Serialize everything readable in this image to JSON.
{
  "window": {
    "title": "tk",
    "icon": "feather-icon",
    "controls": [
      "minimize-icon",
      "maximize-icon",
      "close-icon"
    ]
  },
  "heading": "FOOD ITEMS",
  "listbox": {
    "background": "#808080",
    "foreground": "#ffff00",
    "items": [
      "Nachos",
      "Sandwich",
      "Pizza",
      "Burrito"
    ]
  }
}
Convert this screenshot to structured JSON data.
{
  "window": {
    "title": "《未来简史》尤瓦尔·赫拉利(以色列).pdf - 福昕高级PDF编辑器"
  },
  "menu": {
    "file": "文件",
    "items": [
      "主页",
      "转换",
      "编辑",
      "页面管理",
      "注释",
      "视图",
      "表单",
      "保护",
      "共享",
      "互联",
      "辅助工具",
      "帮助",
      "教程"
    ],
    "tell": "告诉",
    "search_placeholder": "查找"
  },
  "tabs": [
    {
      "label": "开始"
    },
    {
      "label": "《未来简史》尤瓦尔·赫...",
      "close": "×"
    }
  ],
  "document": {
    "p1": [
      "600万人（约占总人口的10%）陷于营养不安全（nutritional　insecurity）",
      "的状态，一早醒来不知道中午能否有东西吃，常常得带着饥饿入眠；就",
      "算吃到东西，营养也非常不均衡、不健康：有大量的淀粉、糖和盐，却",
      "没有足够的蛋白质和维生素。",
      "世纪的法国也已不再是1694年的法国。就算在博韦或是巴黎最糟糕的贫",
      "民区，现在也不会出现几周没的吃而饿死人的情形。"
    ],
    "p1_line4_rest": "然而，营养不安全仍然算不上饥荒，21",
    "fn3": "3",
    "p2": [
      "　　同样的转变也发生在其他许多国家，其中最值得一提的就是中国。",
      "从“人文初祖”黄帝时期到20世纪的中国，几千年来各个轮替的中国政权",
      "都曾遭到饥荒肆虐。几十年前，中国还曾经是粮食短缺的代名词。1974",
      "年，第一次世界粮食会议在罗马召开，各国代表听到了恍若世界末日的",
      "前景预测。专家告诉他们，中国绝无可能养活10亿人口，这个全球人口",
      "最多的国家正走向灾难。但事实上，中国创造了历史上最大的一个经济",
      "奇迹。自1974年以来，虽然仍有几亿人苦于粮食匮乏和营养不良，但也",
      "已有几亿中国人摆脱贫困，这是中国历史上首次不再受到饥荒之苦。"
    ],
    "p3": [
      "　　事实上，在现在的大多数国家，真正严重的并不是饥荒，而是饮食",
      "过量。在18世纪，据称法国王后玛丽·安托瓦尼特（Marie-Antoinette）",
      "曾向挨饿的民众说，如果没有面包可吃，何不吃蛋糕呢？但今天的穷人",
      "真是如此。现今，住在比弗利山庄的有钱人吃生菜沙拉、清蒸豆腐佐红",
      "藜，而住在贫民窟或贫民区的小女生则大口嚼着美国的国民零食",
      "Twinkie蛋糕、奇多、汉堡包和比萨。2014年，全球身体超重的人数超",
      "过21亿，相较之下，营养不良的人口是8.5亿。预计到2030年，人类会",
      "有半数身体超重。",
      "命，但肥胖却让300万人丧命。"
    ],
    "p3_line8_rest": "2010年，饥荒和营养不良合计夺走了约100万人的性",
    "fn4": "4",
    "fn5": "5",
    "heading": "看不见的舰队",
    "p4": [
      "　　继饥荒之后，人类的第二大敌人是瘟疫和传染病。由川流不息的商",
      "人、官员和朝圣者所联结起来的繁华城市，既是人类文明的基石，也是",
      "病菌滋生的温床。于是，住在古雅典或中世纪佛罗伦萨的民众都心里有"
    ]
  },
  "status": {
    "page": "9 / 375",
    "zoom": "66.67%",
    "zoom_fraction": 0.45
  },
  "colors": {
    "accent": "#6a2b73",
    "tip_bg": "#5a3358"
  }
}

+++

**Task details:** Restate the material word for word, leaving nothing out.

**Response to this task:**
Serialize everything readable in this image to JSON.
{
  "window": {
    "title": "tk",
    "icon": "feather-icon",
    "controls": [
      "minimize-icon",
      "maximize-icon",
      "close-icon"
    ]
  },
  "heading": "FOOD ITEMS",
  "listbox": {
    "background": "#808080",
    "foreground": "#ffff00",
    "items": [
      "Nachos",
      "Sandwich",
      "Pizza",
      "Burrito"
    ]
  }
}
Convert this screenshot to structured JSON data.
{
  "window": {
    "title": "《未来简史》尤瓦尔·赫拉利(以色列).pdf - 福昕高级PDF编辑器"
  },
  "menu": {
    "file": "文件",
    "items": [
      "主页",
      "转换",
      "编辑",
      "页面管理",
      "注释",
      "视图",
      "表单",
      "保护",
      "共享",
      "互联",
      "辅助工具",
      "帮助",
      "教程"
    ],
    "tell": "告诉",
    "search_placeholder": "查找"
  },
  "tabs": [
    {
      "label": "开始"
    },
    {
      "label": "《未来简史》尤瓦尔·赫...",
      "close": "×"
    }
  ],
  "document": {
    "p1": [
      "600万人（约占总人口的10%）陷于营养不安全（nutritional　insecurity）",
      "的状态，一早醒来不知道中午能否有东西吃，常常得带着饥饿入眠；就",
      "算吃到东西，营养也非常不均衡、不健康：有大量的淀粉、糖和盐，却",
      "没有足够的蛋白质和维生素。",
      "世纪的法国也已不再是1694年的法国。就算在博韦或是巴黎最糟糕的贫",
      "民区，现在也不会出现几周没的吃而饿死人的情形。"
    ],
    "p1_line4_rest": "然而，营养不安全仍然算不上饥荒，21",
    "fn3": "3",
    "p2": [
      "　　同样的转变也发生在其他许多国家，其中最值得一提的就是中国。",
      "从“人文初祖”黄帝时期到20世纪的中国，几千年来各个轮替的中国政权",
      "都曾遭到饥荒肆虐。几十年前，中国还曾经是粮食短缺的代名词。1974",
      "年，第一次世界粮食会议在罗马召开，各国代表听到了恍若世界末日的",
      "前景预测。专家告诉他们，中国绝无可能养活10亿人口，这个全球人口",
      "最多的国家正走向灾难。但事实上，中国创造了历史上最大的一个经济",
      "奇迹。自1974年以来，虽然仍有几亿人苦于粮食匮乏和营养不良，但也",
      "已有几亿中国人摆脱贫困，这是中国历史上首次不再受到饥荒之苦。"
    ],
    "p3": [
      "　　事实上，在现在的大多数国家，真正严重的并不是饥荒，而是饮食",
      "过量。在18世纪，据称法国王后玛丽·安托瓦尼特（Marie-Antoinette）",
      "曾向挨饿的民众说，如果没有面包可吃，何不吃蛋糕呢？但今天的穷人",
      "真是如此。现今，住在比弗利山庄的有钱人吃生菜沙拉、清蒸豆腐佐红",
      "藜，而住在贫民窟或贫民区的小女生则大口嚼着美国的国民零食",
      "Twinkie蛋糕、奇多、汉堡包和比萨。2014年，全球身体超重的人数超",
      "过21亿，相较之下，营养不良的人口是8.5亿。预计到2030年，人类会",
      "有半数身体超重。",
      "命，但肥胖却让300万人丧命。"
    ],
    "p3_line8_rest": "2010年，饥荒和营养不良合计夺走了约100万人的性",
    "fn4": "4",
    "fn5": "5",
    "heading": "看不见的舰队",
    "p4": [
      "　　继饥荒之后，人类的第二大敌人是瘟疫和传染病。由川流不息的商",
      "人、官员和朝圣者所联结起来的繁华城市，既是人类文明的基石，也是",
      "病菌滋生的温床。于是，住在古雅典或中世纪佛罗伦萨的民众都心里有"
    ]
  },
  "status": {
    "page": "9 / 375",
    "zoom": "66.67%",
    "zoom_fraction": 0.45
  },
  "colors": {
    "accent": "#6a2b73",
    "tip_bg": "#5a3358"
  }
}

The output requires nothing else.